Each party must provide a list of all relevant documents to the other.

For example:

  • the plaintiffs must provide the defendants with copies of, medical records, tax filings, etc…anything and everything that supports the claims made against the defendants and/or speaks to the amount of damages
  • the defendants must provide all of their internal documents (emails, marketing documents, financial documents, etc…) relating to the allegations made against them in the Statement of Claim;

Once the documents have been produced and exchanged and each side has had an opportunity to review them, each party then has an opportunity to ask questions of the other in respect of these documents, with a view to further fact-gathering (“Examinations for Discovery”).

Class Action lawsuits are managed and overseen by a Judge through all the stages (i.e. certification, trial and/or settlement approval).  Whenever there are legal and/or procedural issues along the way, either party can approach the Judge for directions on how to proceed.  Because the case is managed by the Court, in an effort to keep up to date on the status of the lawsuit, Case Conferences will be held with the Judge from time to time for this reason as well. (Only the lawyers attend/participate in these Case Conferences – Representative Plaintiffs are not required to attend/participate).

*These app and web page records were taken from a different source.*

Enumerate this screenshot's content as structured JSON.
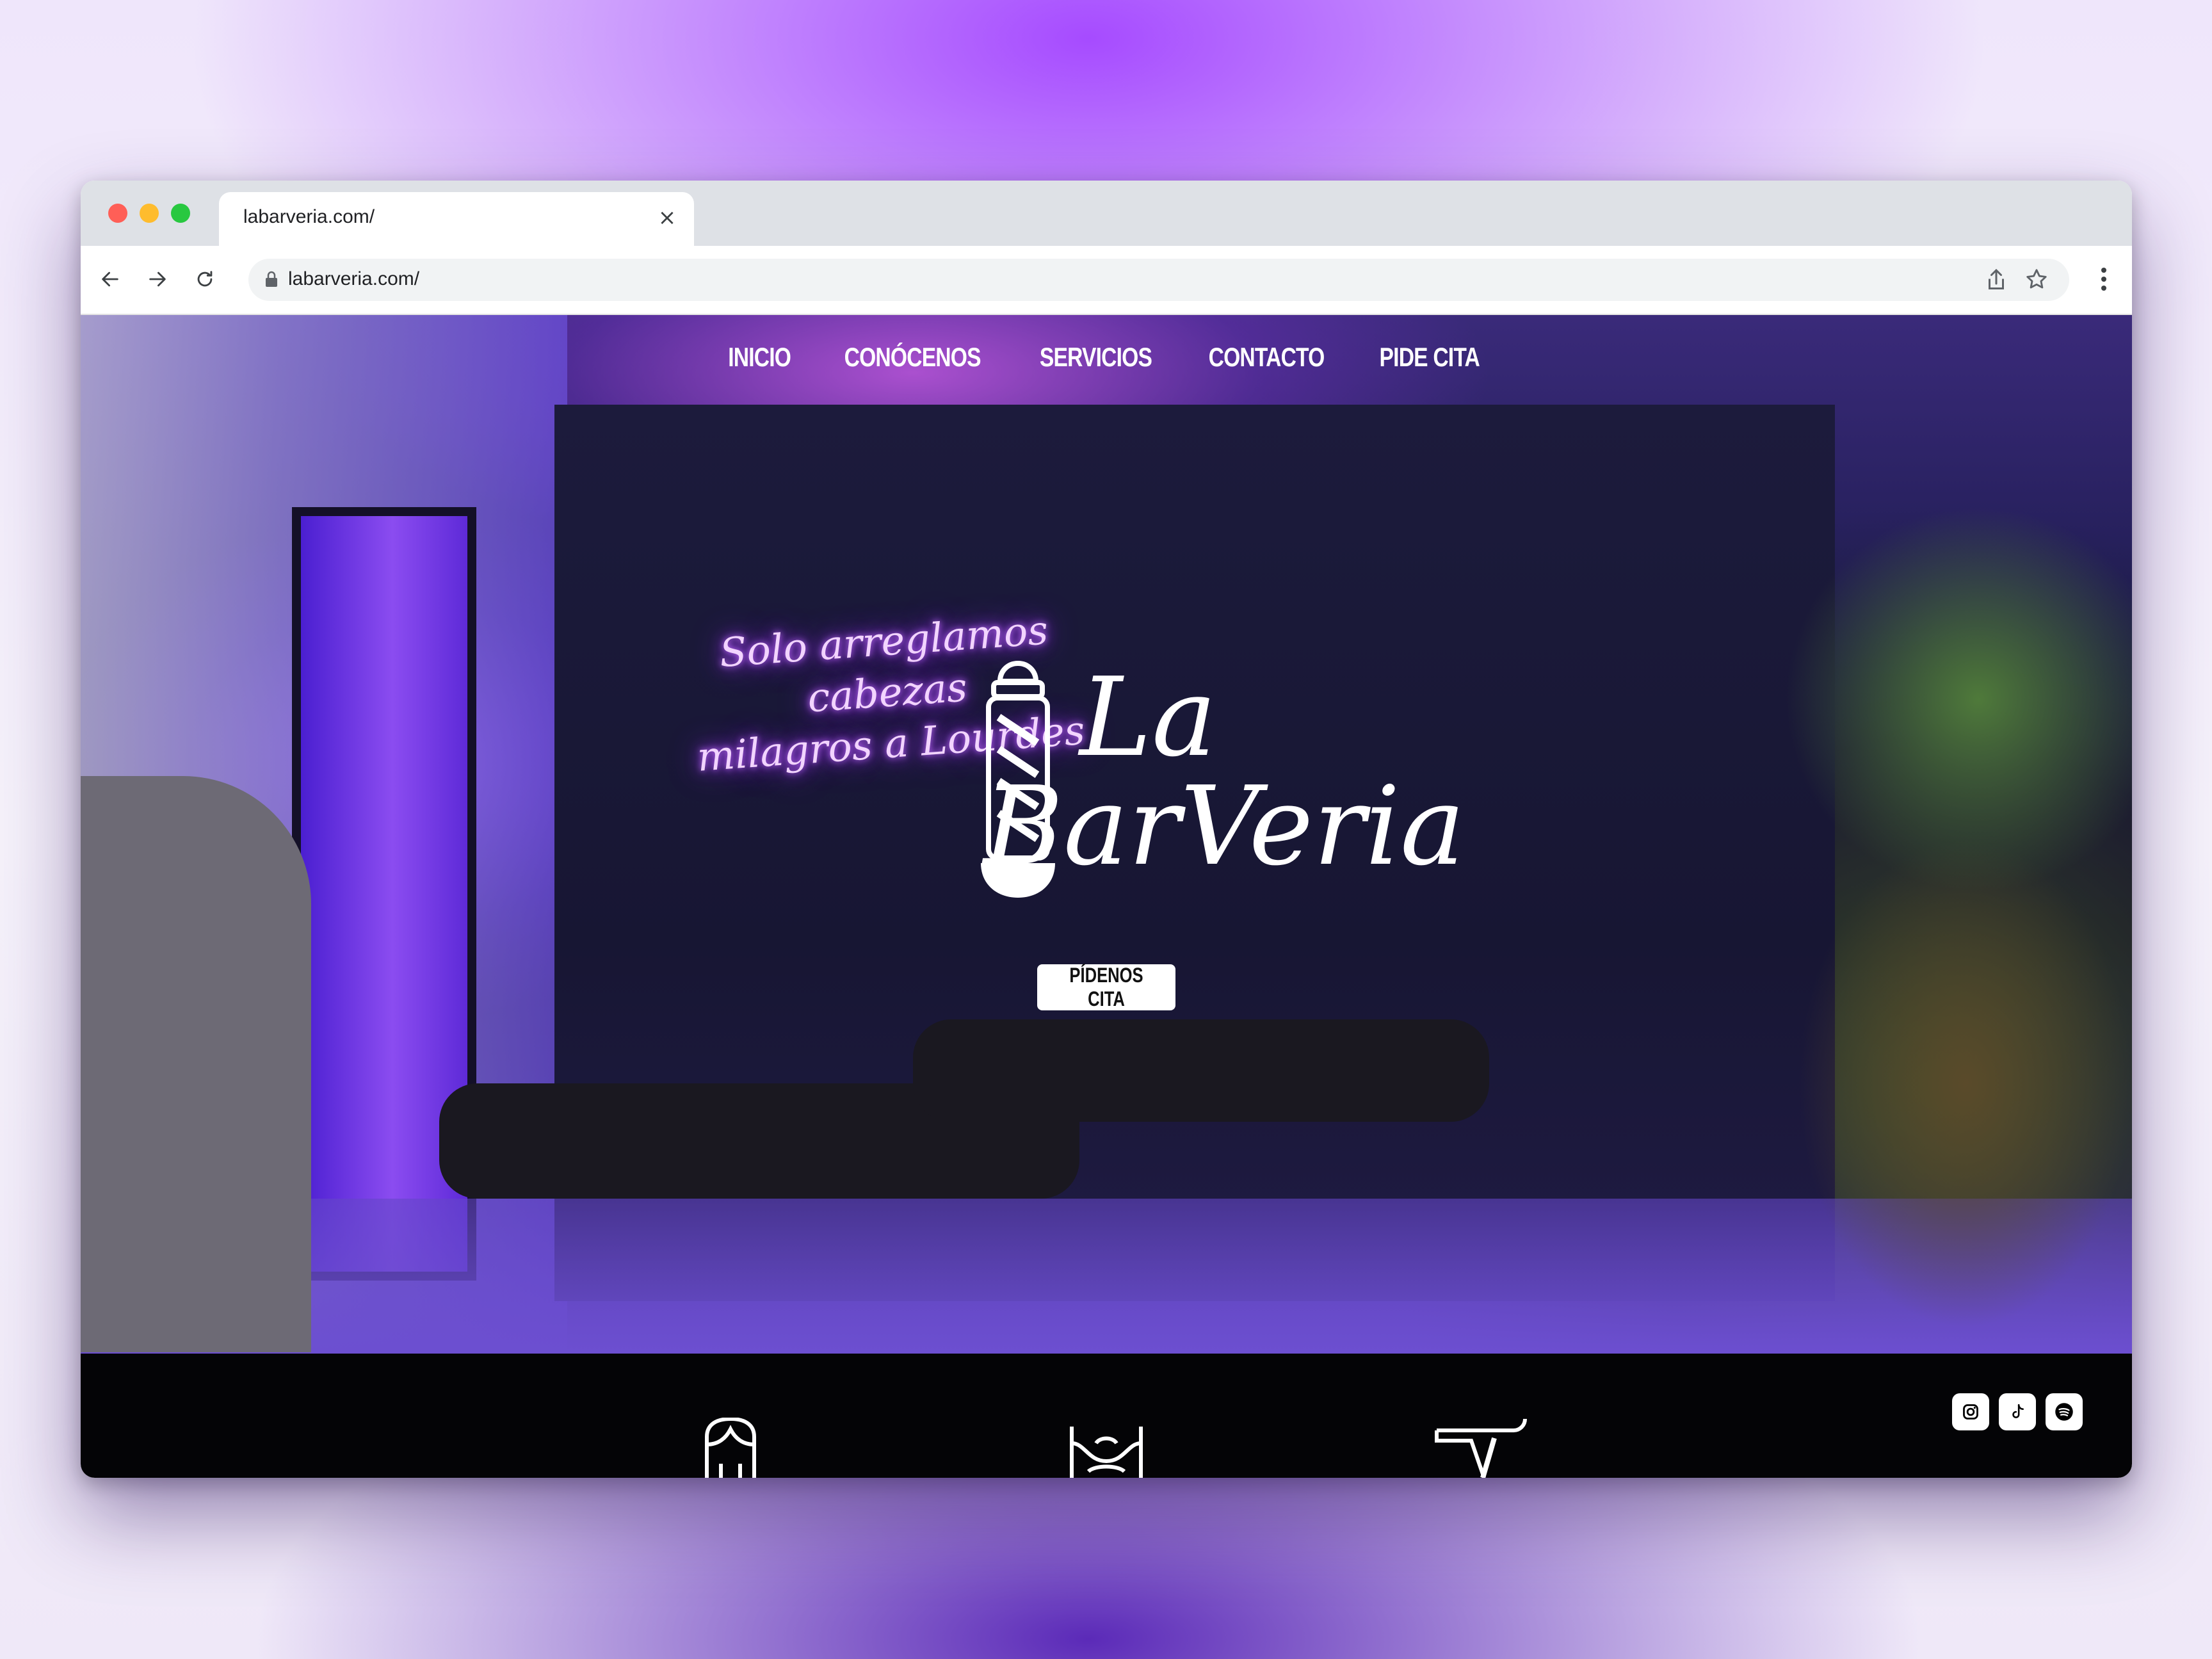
{
  "browser": {
    "tab_title": "labarveria.com/",
    "url": "labarveria.com/"
  },
  "nav": {
    "items": [
      "INICIO",
      "CONÓCENOS",
      "SERVICIOS",
      "CONTACTO",
      "PIDE CITA"
    ]
  },
  "hero": {
    "neon_line1": "Solo arreglamos cabezas",
    "neon_line2": "milagros a Lourdes",
    "logo_la": "La",
    "logo_barveria": "BarVeria",
    "cta_label": "PÍDENOS CITA"
  },
  "footer": {
    "social_icons": [
      "instagram-icon",
      "tiktok-icon",
      "spotify-icon"
    ],
    "service_icons": [
      "haircut-icon",
      "beard-icon",
      "razor-icon"
    ]
  },
  "colors": {
    "accent_purple": "#a64bff",
    "nav_text": "#ffffff",
    "footer_bg": "#040406"
  }
}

Settlement: the action may be settled at any stage, but only with Court approval. The Court will approve the Settlement only if it is, among other things,  fair, reasonable and in the best interests of the Class.

If the lawsuit is not settled, there will be a Trial.

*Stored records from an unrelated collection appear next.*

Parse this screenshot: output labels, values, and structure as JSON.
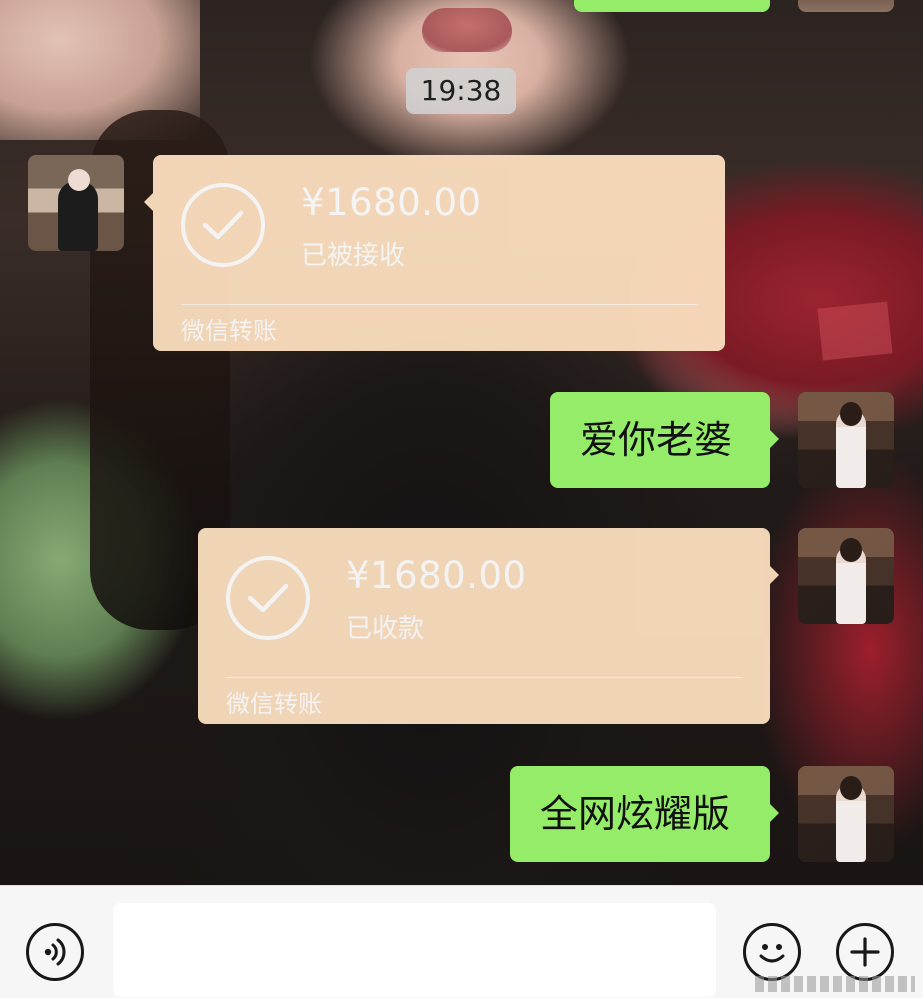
{
  "chat": {
    "time_divider": "19:38",
    "messages": [
      {
        "type": "transfer",
        "side": "left",
        "amount": "¥1680.00",
        "status": "已被接收",
        "label": "微信转账"
      },
      {
        "type": "text",
        "side": "right",
        "text": "爱你老婆"
      },
      {
        "type": "transfer",
        "side": "right",
        "amount": "¥1680.00",
        "status": "已收款",
        "label": "微信转账"
      },
      {
        "type": "text",
        "side": "right",
        "text": "全网炫耀版"
      }
    ]
  },
  "input_bar": {
    "voice_icon": "voice-icon",
    "text_value": "",
    "emoji_icon": "emoji-icon",
    "plus_icon": "plus-icon"
  },
  "colors": {
    "bubble_green": "#95ec69",
    "transfer_orange": "#fcdfbf",
    "input_bar_bg": "#f6f6f6"
  }
}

  • There are three stages:

(i)           Trial of the Common Issues:  At this first trial, all of the questions that are common to each Class Member (i.e., what the defendants knew and when, what the defendants did or did not do, etc…) will be addressed and resolved (i.e., whether, generally, the defendants are liable in respect of the claims made against them).

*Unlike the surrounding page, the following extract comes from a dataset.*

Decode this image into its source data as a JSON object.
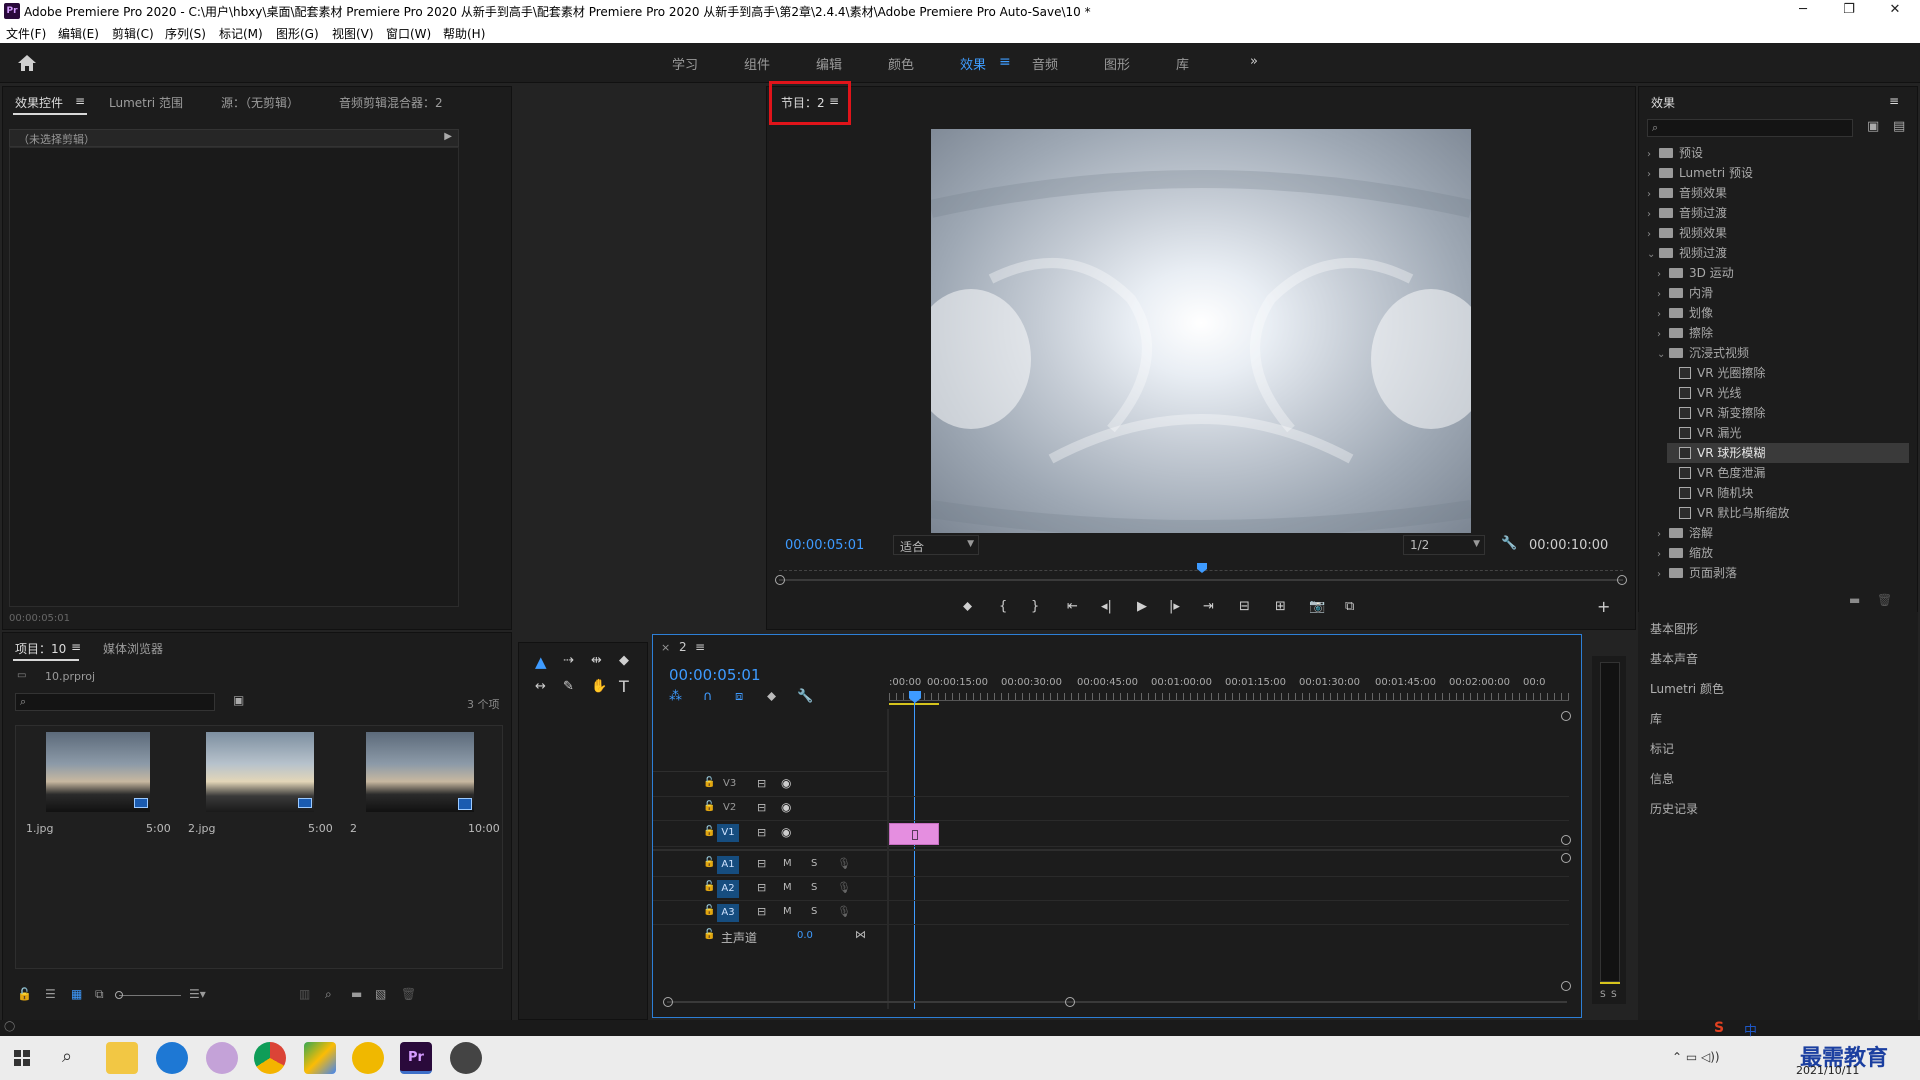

(ii)           Notice to Class:  If successful at the Common Issues Trial a Notice must be given to the Class Members to give them the opportunity to participate because their involvement may be necessary to prove their damages.

(iii)           Individual Trials (or some other simplified Court-approved procedure):  The answers to the common questions will be applied to each individual coming forward to make a claim to determine whether or not in their particular circumstances, the defendant is liable for their specific damages, and what the amount of those damages.

For example:

If one of the claims made is that the defendants’ drug can cause or contribute to a user suffering a heart attack or stroke, and at the Common Issues Trial it is determined that the drug does in fact increase the risk of suffering a heart attack or stroke, each individual would have to prove, in a simplified manner, that their particular heart attack/stroke was more likely than not caused by their use of the drug,  (as opposed to other individual health factors).  They would then also have to show what their monetary damages are in respect of that heart attack/stroke (i.e., wage-losses, out-of-pocket medical costs, past and future care costs, etc…)

Appeals may be made at various stages of the action, by both parties.

For any inquiries with respect to class actions, please contact a lawyer directly by email or by phone at (519) 672-5666. If corresponding by email, be sure to include your name, your telephone number and a brief message.


Sep 11, 2015